What you have to do
Each record below must be written out again in exactly the same form.

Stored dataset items
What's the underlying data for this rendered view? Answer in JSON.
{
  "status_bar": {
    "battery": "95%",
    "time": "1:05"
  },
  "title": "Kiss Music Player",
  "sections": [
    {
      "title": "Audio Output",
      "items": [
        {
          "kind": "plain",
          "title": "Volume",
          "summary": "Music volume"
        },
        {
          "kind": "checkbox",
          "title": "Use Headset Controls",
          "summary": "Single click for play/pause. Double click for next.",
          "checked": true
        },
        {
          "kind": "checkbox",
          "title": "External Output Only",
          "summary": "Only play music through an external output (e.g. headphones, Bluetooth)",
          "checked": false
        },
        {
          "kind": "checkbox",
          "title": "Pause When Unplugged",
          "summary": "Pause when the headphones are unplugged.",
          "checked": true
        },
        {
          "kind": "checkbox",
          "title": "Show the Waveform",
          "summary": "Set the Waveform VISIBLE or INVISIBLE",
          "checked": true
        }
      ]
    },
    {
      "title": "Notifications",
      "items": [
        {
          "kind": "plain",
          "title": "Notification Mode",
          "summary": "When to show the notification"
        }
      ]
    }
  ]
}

Answer section
What's the underlying data for this rendered view? Answer in JSON.
{
  "status_bar": {
    "battery": "95%",
    "time": "1:05"
  },
  "title": "Kiss Music Player",
  "sections": [
    {
      "title": "Audio Output",
      "items": [
        {
          "kind": "plain",
          "title": "Volume",
          "summary": "Music volume"
        },
        {
          "kind": "checkbox",
          "title": "Use Headset Controls",
          "summary": "Single click for play/pause. Double click for next.",
          "checked": true
        },
        {
          "kind": "checkbox",
          "title": "External Output Only",
          "summary": "Only play music through an external output (e.g. headphones, Bluetooth)",
          "checked": false
        },
        {
          "kind": "checkbox",
          "title": "Pause When Unplugged",
          "summary": "Pause when the headphones are unplugged.",
          "checked": true
        },
        {
          "kind": "checkbox",
          "title": "Show the Waveform",
          "summary": "Set the Waveform VISIBLE or INVISIBLE",
          "checked": true
        }
      ]
    },
    {
      "title": "Notifications",
      "items": [
        {
          "kind": "plain",
          "title": "Notification Mode",
          "summary": "When to show the notification"
        }
      ]
    }
  ]
}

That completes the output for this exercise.